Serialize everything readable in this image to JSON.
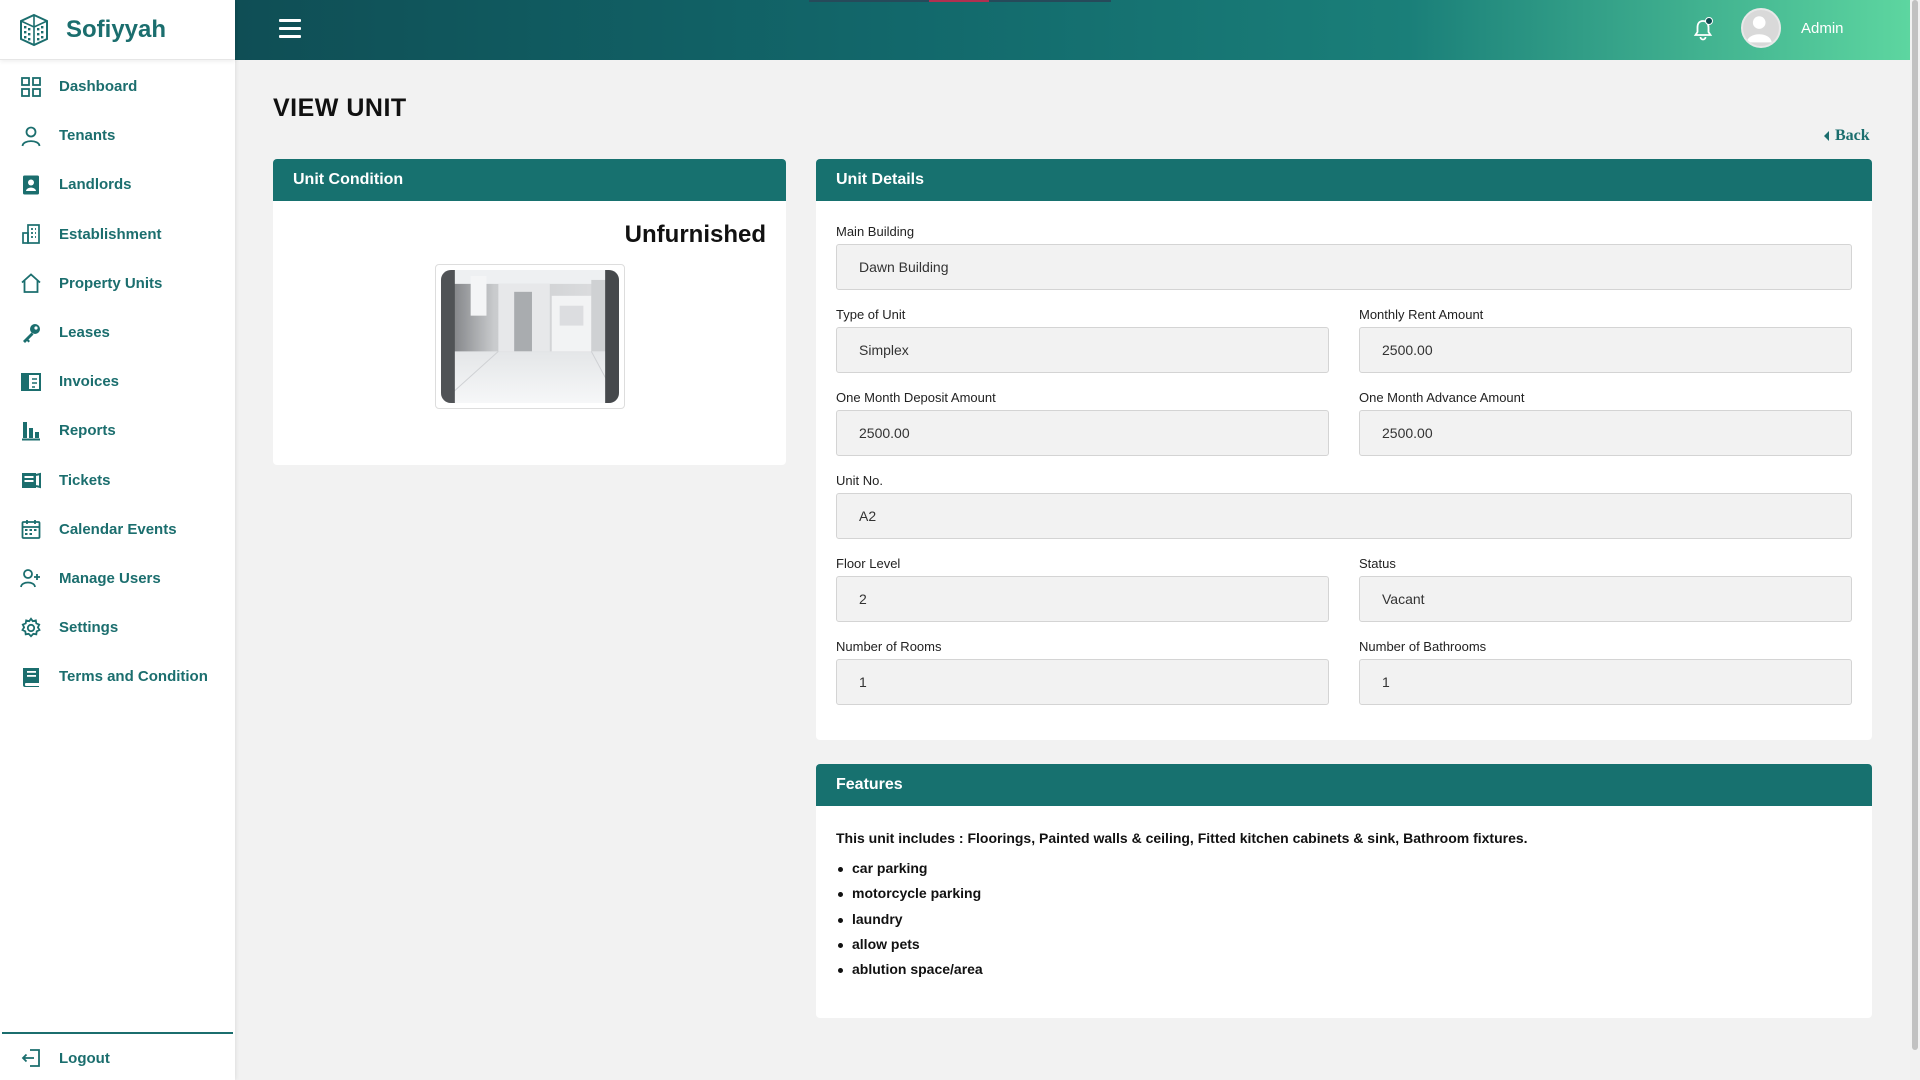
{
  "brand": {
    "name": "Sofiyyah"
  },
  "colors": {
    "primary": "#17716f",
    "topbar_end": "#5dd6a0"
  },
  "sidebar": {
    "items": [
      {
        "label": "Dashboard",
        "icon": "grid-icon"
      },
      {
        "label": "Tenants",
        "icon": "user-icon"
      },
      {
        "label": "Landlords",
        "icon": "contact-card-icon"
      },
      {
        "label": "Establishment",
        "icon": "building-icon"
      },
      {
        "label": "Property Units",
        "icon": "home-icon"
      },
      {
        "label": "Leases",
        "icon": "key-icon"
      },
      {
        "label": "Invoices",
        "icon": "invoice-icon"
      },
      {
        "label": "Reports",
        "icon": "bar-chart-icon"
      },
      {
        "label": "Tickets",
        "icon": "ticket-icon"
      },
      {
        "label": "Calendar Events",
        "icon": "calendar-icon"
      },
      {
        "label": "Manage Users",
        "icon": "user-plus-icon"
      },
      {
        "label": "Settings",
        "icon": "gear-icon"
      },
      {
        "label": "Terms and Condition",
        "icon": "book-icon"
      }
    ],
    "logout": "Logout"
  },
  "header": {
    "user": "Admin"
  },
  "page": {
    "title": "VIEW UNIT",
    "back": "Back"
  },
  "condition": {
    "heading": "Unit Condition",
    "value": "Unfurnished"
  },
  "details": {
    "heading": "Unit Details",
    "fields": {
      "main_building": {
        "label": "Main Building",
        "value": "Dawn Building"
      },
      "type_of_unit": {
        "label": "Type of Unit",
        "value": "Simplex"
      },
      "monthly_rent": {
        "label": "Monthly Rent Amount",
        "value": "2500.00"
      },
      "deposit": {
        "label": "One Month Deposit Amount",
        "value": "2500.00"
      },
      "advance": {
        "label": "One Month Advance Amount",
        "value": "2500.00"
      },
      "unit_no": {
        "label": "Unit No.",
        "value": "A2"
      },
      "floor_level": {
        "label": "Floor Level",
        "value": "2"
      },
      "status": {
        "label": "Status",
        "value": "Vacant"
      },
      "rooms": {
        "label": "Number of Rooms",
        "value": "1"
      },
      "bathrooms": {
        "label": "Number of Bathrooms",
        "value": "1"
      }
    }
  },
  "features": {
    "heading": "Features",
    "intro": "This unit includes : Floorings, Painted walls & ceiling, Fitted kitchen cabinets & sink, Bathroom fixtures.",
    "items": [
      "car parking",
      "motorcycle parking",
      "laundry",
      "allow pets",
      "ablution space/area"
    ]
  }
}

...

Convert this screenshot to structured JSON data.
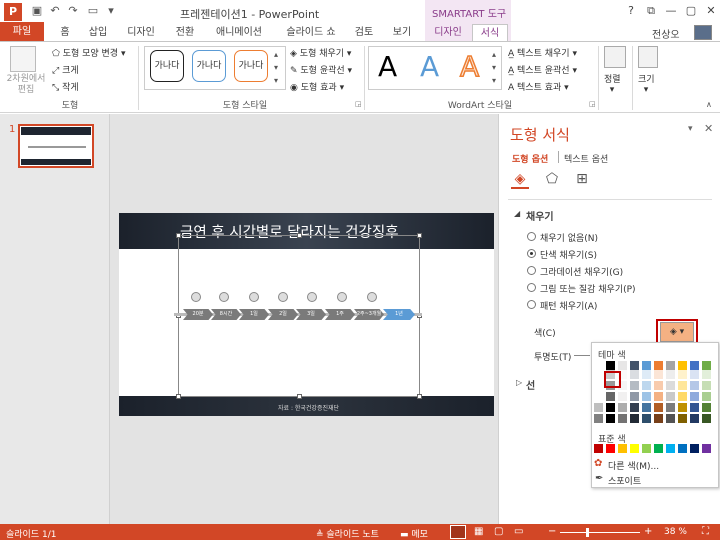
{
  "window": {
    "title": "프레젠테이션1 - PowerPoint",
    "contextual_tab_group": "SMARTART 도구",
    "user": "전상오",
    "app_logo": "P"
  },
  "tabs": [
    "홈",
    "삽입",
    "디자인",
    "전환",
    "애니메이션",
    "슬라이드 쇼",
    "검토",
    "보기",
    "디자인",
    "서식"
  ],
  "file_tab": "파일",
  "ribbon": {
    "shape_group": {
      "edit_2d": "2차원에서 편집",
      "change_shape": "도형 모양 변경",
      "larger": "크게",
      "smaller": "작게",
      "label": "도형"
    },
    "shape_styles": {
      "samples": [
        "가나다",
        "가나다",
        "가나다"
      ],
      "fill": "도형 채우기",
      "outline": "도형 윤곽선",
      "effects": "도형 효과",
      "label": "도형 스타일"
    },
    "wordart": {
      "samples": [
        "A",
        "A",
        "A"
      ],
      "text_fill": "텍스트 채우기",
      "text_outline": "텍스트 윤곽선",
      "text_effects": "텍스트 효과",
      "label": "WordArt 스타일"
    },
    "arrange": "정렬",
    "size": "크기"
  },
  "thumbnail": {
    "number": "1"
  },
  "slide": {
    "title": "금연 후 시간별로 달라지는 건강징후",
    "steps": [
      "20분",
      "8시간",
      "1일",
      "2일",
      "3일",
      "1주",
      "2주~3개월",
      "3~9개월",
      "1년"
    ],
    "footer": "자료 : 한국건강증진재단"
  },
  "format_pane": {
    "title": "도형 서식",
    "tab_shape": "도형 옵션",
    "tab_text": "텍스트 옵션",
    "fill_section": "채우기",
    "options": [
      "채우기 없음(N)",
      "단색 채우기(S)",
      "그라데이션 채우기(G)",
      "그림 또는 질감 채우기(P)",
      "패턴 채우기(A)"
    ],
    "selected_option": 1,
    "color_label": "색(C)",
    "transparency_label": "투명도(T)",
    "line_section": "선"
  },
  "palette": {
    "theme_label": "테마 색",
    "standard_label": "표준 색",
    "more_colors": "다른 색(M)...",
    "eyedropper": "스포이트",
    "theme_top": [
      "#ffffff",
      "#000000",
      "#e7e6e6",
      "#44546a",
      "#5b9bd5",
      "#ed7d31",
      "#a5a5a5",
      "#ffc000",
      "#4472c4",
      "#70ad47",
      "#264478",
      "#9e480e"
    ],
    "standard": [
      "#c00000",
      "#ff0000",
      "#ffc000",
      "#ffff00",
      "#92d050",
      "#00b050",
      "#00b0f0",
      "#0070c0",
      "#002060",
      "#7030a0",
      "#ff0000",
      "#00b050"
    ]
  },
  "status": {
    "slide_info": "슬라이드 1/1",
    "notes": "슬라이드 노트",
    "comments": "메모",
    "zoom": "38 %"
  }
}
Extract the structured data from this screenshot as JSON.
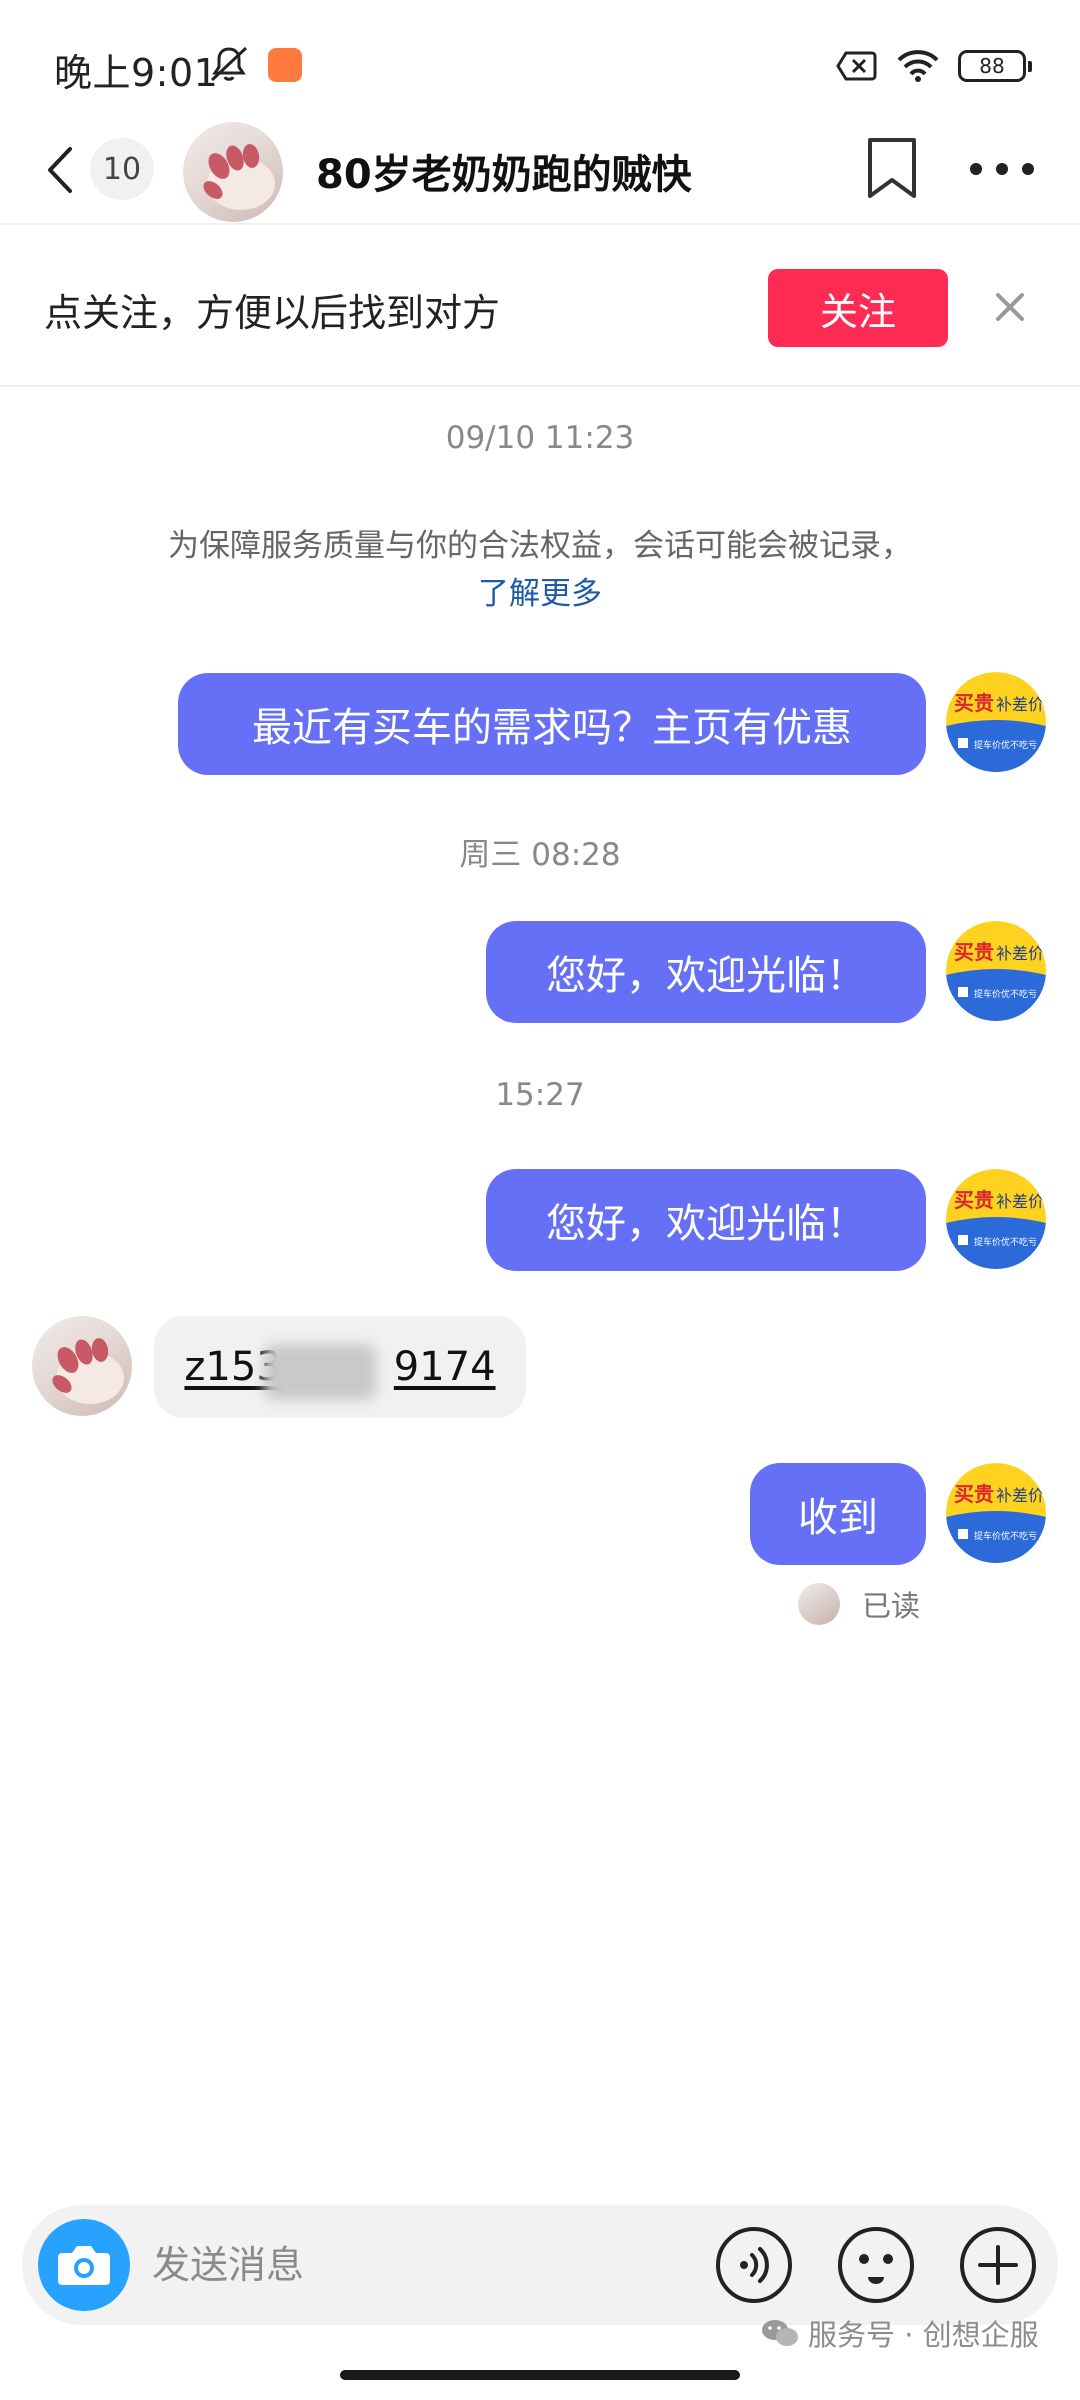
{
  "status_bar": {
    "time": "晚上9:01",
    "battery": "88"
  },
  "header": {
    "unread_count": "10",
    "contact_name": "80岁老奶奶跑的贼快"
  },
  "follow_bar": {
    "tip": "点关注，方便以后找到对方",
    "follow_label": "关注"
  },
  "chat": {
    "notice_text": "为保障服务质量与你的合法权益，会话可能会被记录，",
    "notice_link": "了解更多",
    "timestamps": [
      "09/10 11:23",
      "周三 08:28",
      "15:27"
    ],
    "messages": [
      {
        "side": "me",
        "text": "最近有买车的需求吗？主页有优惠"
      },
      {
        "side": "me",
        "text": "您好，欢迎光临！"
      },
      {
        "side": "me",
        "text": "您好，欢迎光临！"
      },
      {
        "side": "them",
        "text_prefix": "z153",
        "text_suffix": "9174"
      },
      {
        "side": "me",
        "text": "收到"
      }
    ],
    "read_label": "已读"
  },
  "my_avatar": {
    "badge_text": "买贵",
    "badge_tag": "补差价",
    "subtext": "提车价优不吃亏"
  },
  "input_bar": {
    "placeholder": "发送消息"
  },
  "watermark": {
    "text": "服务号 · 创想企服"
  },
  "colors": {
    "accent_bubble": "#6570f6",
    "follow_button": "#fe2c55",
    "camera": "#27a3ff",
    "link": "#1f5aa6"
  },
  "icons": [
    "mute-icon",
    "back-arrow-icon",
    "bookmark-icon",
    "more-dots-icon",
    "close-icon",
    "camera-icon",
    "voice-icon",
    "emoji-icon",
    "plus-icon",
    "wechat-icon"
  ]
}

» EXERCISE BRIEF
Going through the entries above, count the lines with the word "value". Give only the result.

» ANSWER TO THE EXERCISE
11